_Brief_
All of the data below should be written out exactly.
** Opening Record extracts block **
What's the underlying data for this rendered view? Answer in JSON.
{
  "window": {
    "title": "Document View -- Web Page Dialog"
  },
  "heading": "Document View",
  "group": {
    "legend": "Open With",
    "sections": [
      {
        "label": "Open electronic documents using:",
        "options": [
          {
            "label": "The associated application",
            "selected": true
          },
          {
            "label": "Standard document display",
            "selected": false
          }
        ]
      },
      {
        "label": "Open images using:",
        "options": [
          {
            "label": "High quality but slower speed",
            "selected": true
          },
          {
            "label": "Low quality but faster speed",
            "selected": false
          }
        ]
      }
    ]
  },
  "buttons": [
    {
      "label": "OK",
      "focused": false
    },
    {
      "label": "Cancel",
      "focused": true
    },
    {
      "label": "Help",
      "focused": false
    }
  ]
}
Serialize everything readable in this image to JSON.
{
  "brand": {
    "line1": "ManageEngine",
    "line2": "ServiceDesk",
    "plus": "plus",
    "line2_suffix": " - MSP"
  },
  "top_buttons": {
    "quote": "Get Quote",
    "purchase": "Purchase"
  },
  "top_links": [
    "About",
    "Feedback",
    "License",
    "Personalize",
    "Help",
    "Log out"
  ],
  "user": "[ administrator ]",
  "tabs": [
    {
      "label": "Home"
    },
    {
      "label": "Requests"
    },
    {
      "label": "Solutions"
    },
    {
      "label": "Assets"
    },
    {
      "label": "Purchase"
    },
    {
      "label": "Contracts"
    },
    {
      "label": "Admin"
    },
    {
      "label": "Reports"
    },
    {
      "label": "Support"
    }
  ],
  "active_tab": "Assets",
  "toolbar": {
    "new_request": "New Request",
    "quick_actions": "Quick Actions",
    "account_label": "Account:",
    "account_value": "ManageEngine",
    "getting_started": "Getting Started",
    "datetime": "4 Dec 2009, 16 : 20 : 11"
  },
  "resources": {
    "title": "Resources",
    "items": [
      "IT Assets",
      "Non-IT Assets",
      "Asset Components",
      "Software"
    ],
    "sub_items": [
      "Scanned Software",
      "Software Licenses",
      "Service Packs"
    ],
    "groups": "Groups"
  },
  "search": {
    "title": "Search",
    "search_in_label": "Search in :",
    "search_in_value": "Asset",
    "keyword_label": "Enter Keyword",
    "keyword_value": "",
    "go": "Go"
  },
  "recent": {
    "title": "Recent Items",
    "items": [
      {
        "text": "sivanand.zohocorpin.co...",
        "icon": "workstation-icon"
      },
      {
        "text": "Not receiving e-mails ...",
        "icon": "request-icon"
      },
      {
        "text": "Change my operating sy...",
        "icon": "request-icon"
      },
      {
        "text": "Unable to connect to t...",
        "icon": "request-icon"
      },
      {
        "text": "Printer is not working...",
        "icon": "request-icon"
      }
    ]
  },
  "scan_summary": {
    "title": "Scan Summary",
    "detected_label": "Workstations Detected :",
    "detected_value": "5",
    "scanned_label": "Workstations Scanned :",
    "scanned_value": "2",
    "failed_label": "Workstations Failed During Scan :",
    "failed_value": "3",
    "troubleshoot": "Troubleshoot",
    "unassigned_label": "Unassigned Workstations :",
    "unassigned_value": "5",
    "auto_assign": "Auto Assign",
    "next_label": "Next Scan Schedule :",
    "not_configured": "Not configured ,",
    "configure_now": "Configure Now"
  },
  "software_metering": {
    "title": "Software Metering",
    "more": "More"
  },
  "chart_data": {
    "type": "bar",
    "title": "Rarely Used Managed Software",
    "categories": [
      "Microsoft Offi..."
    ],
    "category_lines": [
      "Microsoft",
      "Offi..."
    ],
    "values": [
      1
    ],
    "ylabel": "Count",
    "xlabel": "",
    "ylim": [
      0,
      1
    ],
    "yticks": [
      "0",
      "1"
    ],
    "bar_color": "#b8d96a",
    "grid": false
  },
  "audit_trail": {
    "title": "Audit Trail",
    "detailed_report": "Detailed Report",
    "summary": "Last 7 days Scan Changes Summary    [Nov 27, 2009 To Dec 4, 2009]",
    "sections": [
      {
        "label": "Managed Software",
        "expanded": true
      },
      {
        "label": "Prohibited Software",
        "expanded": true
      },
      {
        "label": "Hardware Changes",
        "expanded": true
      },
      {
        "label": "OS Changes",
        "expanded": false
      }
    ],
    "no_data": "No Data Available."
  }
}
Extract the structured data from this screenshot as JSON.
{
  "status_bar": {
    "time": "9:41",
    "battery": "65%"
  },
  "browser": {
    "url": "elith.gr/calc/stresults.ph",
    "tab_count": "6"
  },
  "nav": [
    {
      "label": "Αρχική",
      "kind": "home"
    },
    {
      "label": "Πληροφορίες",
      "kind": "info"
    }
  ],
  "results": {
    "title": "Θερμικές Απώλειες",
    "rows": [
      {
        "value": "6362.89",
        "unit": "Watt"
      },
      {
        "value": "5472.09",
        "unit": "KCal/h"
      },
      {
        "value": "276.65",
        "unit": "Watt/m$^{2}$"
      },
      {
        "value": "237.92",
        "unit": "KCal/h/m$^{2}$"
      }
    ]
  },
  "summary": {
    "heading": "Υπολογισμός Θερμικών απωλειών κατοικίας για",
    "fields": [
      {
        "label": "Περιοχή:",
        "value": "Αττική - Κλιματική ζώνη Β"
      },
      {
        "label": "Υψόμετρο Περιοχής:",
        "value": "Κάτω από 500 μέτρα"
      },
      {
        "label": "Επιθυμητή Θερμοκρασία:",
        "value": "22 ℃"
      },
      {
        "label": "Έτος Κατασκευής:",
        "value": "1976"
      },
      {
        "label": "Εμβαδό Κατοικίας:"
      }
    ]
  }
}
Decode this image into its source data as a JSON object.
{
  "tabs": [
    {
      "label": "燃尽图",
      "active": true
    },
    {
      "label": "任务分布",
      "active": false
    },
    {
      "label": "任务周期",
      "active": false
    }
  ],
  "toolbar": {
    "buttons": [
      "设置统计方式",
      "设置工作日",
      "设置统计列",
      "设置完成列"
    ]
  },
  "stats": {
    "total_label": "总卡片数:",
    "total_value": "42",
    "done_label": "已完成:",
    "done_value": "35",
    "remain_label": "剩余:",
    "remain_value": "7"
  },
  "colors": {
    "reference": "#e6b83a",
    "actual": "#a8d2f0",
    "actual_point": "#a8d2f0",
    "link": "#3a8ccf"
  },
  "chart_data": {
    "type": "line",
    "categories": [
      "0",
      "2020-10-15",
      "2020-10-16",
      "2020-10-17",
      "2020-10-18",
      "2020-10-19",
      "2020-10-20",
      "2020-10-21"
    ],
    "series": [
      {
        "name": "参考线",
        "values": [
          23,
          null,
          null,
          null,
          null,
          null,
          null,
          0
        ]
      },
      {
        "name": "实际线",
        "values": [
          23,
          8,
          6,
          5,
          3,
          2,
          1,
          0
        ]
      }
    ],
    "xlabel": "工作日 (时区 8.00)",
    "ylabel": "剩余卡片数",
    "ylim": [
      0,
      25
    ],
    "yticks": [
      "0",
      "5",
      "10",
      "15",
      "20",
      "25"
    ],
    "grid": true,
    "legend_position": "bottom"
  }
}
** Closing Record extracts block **
_Result_
What's the underlying data for this rendered view? Answer in JSON.
{
  "window": {
    "title": "Document View -- Web Page Dialog"
  },
  "heading": "Document View",
  "group": {
    "legend": "Open With",
    "sections": [
      {
        "label": "Open electronic documents using:",
        "options": [
          {
            "label": "The associated application",
            "selected": true
          },
          {
            "label": "Standard document display",
            "selected": false
          }
        ]
      },
      {
        "label": "Open images using:",
        "options": [
          {
            "label": "High quality but slower speed",
            "selected": true
          },
          {
            "label": "Low quality but faster speed",
            "selected": false
          }
        ]
      }
    ]
  },
  "buttons": [
    {
      "label": "OK",
      "focused": false
    },
    {
      "label": "Cancel",
      "focused": true
    },
    {
      "label": "Help",
      "focused": false
    }
  ]
}
Serialize everything readable in this image to JSON.
{
  "brand": {
    "line1": "ManageEngine",
    "line2": "ServiceDesk",
    "plus": "plus",
    "line2_suffix": " - MSP"
  },
  "top_buttons": {
    "quote": "Get Quote",
    "purchase": "Purchase"
  },
  "top_links": [
    "About",
    "Feedback",
    "License",
    "Personalize",
    "Help",
    "Log out"
  ],
  "user": "[ administrator ]",
  "tabs": [
    {
      "label": "Home"
    },
    {
      "label": "Requests"
    },
    {
      "label": "Solutions"
    },
    {
      "label": "Assets"
    },
    {
      "label": "Purchase"
    },
    {
      "label": "Contracts"
    },
    {
      "label": "Admin"
    },
    {
      "label": "Reports"
    },
    {
      "label": "Support"
    }
  ],
  "active_tab": "Assets",
  "toolbar": {
    "new_request": "New Request",
    "quick_actions": "Quick Actions",
    "account_label": "Account:",
    "account_value": "ManageEngine",
    "getting_started": "Getting Started",
    "datetime": "4 Dec 2009, 16 : 20 : 11"
  },
  "resources": {
    "title": "Resources",
    "items": [
      "IT Assets",
      "Non-IT Assets",
      "Asset Components",
      "Software"
    ],
    "sub_items": [
      "Scanned Software",
      "Software Licenses",
      "Service Packs"
    ],
    "groups": "Groups"
  },
  "search": {
    "title": "Search",
    "search_in_label": "Search in :",
    "search_in_value": "Asset",
    "keyword_label": "Enter Keyword",
    "keyword_value": "",
    "go": "Go"
  },
  "recent": {
    "title": "Recent Items",
    "items": [
      {
        "text": "sivanand.zohocorpin.co...",
        "icon": "workstation-icon"
      },
      {
        "text": "Not receiving e-mails ...",
        "icon": "request-icon"
      },
      {
        "text": "Change my operating sy...",
        "icon": "request-icon"
      },
      {
        "text": "Unable to connect to t...",
        "icon": "request-icon"
      },
      {
        "text": "Printer is not working...",
        "icon": "request-icon"
      }
    ]
  },
  "scan_summary": {
    "title": "Scan Summary",
    "detected_label": "Workstations Detected :",
    "detected_value": "5",
    "scanned_label": "Workstations Scanned :",
    "scanned_value": "2",
    "failed_label": "Workstations Failed During Scan :",
    "failed_value": "3",
    "troubleshoot": "Troubleshoot",
    "unassigned_label": "Unassigned Workstations :",
    "unassigned_value": "5",
    "auto_assign": "Auto Assign",
    "next_label": "Next Scan Schedule :",
    "not_configured": "Not configured ,",
    "configure_now": "Configure Now"
  },
  "software_metering": {
    "title": "Software Metering",
    "more": "More"
  },
  "chart_data": {
    "type": "bar",
    "title": "Rarely Used Managed Software",
    "categories": [
      "Microsoft Offi..."
    ],
    "category_lines": [
      "Microsoft",
      "Offi..."
    ],
    "values": [
      1
    ],
    "ylabel": "Count",
    "xlabel": "",
    "ylim": [
      0,
      1
    ],
    "yticks": [
      "0",
      "1"
    ],
    "bar_color": "#b8d96a",
    "grid": false
  },
  "audit_trail": {
    "title": "Audit Trail",
    "detailed_report": "Detailed Report",
    "summary": "Last 7 days Scan Changes Summary    [Nov 27, 2009 To Dec 4, 2009]",
    "sections": [
      {
        "label": "Managed Software",
        "expanded": true
      },
      {
        "label": "Prohibited Software",
        "expanded": true
      },
      {
        "label": "Hardware Changes",
        "expanded": true
      },
      {
        "label": "OS Changes",
        "expanded": false
      }
    ],
    "no_data": "No Data Available."
  }
}
Extract the structured data from this screenshot as JSON.
{
  "status_bar": {
    "time": "9:41",
    "battery": "65%"
  },
  "browser": {
    "url": "elith.gr/calc/stresults.ph",
    "tab_count": "6"
  },
  "nav": [
    {
      "label": "Αρχική",
      "kind": "home"
    },
    {
      "label": "Πληροφορίες",
      "kind": "info"
    }
  ],
  "results": {
    "title": "Θερμικές Απώλειες",
    "rows": [
      {
        "value": "6362.89",
        "unit": "Watt"
      },
      {
        "value": "5472.09",
        "unit": "KCal/h"
      },
      {
        "value": "276.65",
        "unit": "Watt/m$^{2}$"
      },
      {
        "value": "237.92",
        "unit": "KCal/h/m$^{2}$"
      }
    ]
  },
  "summary": {
    "heading": "Υπολογισμός Θερμικών απωλειών κατοικίας για",
    "fields": [
      {
        "label": "Περιοχή:",
        "value": "Αττική - Κλιματική ζώνη Β"
      },
      {
        "label": "Υψόμετρο Περιοχής:",
        "value": "Κάτω από 500 μέτρα"
      },
      {
        "label": "Επιθυμητή Θερμοκρασία:",
        "value": "22 ℃"
      },
      {
        "label": "Έτος Κατασκευής:",
        "value": "1976"
      },
      {
        "label": "Εμβαδό Κατοικίας:"
      }
    ]
  }
}
Decode this image into its source data as a JSON object.
{
  "tabs": [
    {
      "label": "燃尽图",
      "active": true
    },
    {
      "label": "任务分布",
      "active": false
    },
    {
      "label": "任务周期",
      "active": false
    }
  ],
  "toolbar": {
    "buttons": [
      "设置统计方式",
      "设置工作日",
      "设置统计列",
      "设置完成列"
    ]
  },
  "stats": {
    "total_label": "总卡片数:",
    "total_value": "42",
    "done_label": "已完成:",
    "done_value": "35",
    "remain_label": "剩余:",
    "remain_value": "7"
  },
  "colors": {
    "reference": "#e6b83a",
    "actual": "#a8d2f0",
    "actual_point": "#a8d2f0",
    "link": "#3a8ccf"
  },
  "chart_data": {
    "type": "line",
    "categories": [
      "0",
      "2020-10-15",
      "2020-10-16",
      "2020-10-17",
      "2020-10-18",
      "2020-10-19",
      "2020-10-20",
      "2020-10-21"
    ],
    "series": [
      {
        "name": "参考线",
        "values": [
          23,
          null,
          null,
          null,
          null,
          null,
          null,
          0
        ]
      },
      {
        "name": "实际线",
        "values": [
          23,
          8,
          6,
          5,
          3,
          2,
          1,
          0
        ]
      }
    ],
    "xlabel": "工作日 (时区 8.00)",
    "ylabel": "剩余卡片数",
    "ylim": [
      0,
      25
    ],
    "yticks": [
      "0",
      "5",
      "10",
      "15",
      "20",
      "25"
    ],
    "grid": true,
    "legend_position": "bottom"
  }
}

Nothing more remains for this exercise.